I would like each line of the data that holds the word "screenshot" copied out.

++++

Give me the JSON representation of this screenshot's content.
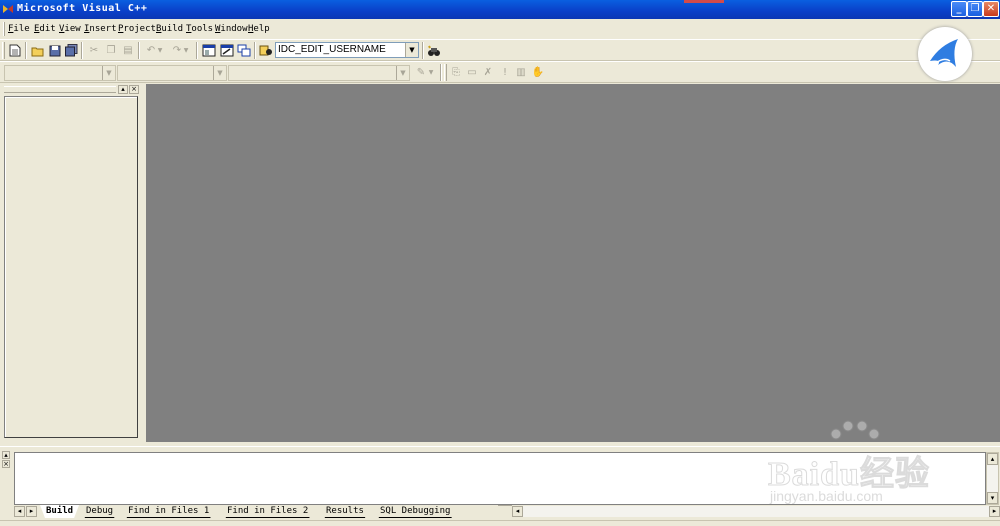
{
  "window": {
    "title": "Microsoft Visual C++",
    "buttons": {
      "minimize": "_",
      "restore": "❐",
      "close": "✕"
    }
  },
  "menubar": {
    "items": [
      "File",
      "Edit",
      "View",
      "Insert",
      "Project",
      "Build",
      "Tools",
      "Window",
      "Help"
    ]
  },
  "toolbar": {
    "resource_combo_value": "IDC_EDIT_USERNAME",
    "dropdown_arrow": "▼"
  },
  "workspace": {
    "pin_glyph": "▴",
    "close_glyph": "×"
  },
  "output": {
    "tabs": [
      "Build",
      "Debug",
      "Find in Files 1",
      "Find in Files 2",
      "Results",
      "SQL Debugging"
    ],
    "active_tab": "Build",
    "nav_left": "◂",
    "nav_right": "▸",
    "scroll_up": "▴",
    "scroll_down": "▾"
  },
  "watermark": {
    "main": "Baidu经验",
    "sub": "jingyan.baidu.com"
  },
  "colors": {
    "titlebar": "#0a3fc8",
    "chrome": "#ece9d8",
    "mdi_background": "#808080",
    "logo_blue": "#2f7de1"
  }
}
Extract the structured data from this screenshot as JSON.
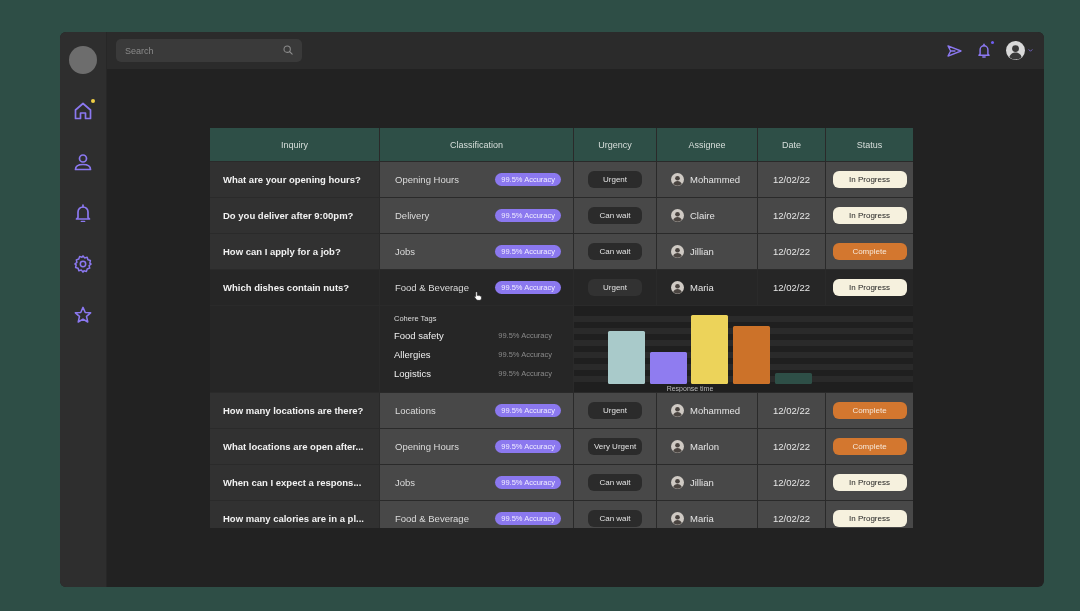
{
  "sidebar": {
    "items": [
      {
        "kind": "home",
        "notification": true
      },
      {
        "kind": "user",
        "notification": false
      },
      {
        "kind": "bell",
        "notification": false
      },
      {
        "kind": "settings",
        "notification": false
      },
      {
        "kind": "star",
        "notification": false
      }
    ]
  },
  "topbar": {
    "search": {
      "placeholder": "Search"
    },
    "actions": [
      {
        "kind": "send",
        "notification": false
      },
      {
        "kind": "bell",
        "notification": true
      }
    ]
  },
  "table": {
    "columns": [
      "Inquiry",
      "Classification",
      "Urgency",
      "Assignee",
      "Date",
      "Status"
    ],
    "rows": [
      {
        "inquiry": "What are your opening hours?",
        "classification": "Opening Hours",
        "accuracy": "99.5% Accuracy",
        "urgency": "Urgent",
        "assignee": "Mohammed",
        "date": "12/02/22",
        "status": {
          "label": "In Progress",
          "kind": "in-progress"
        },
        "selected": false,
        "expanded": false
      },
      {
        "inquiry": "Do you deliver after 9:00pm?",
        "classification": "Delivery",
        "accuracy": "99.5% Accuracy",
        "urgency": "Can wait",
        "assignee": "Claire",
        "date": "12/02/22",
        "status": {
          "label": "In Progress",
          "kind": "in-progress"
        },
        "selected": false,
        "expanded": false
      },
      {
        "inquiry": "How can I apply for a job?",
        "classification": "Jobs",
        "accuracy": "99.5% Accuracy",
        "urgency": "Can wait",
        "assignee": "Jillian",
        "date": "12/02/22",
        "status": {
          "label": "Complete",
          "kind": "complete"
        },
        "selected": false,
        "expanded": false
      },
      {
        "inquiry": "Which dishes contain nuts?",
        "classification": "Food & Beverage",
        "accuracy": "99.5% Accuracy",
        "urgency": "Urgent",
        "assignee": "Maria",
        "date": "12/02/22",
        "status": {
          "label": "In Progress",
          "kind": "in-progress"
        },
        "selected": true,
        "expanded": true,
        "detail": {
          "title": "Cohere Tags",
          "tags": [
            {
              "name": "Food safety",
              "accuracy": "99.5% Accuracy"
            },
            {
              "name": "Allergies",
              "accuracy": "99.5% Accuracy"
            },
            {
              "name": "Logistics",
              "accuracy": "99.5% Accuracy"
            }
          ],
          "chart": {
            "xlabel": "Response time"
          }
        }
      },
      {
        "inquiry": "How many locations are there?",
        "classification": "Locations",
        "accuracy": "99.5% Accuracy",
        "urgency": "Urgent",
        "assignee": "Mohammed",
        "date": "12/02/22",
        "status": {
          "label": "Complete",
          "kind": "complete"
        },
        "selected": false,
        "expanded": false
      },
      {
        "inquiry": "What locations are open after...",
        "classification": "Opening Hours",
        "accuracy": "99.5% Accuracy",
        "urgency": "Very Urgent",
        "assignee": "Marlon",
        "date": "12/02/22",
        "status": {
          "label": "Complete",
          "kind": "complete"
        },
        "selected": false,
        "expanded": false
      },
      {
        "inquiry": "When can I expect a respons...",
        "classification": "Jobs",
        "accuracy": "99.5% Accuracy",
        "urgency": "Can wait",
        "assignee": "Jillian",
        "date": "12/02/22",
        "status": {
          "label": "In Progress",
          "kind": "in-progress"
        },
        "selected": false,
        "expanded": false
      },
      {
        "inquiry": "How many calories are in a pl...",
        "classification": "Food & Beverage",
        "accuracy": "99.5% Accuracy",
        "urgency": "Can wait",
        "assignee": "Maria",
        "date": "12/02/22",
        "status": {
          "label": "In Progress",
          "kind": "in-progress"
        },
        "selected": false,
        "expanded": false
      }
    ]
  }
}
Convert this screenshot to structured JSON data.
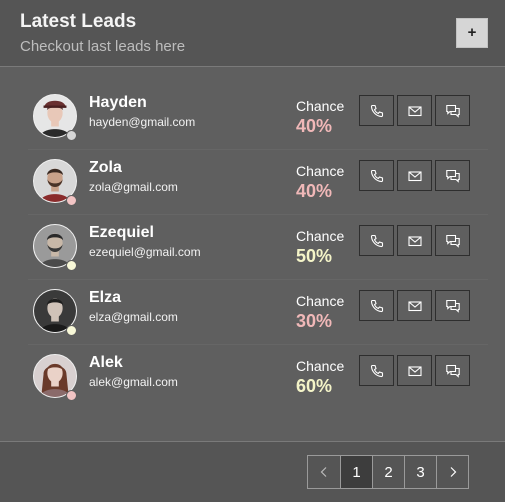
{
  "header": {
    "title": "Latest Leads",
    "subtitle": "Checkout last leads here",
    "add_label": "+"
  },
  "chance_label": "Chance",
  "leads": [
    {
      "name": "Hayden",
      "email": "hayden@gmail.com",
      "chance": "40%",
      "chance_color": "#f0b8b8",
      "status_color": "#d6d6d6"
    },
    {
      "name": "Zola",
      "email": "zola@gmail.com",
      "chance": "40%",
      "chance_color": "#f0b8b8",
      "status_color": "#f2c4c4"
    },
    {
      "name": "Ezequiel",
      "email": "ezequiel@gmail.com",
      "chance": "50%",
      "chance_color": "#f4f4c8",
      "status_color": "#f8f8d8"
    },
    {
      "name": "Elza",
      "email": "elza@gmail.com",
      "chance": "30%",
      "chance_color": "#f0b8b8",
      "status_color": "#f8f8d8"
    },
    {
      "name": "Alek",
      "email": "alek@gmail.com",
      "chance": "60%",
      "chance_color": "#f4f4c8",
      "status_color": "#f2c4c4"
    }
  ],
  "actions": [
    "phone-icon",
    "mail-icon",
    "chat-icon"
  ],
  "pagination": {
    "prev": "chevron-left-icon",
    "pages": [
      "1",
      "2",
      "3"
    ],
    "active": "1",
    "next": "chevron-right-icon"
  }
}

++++

Output below
Give me the JSON representation of this screenshot's content.
Extract the structured data from this screenshot as JSON.
Convert this screenshot to structured JSON data.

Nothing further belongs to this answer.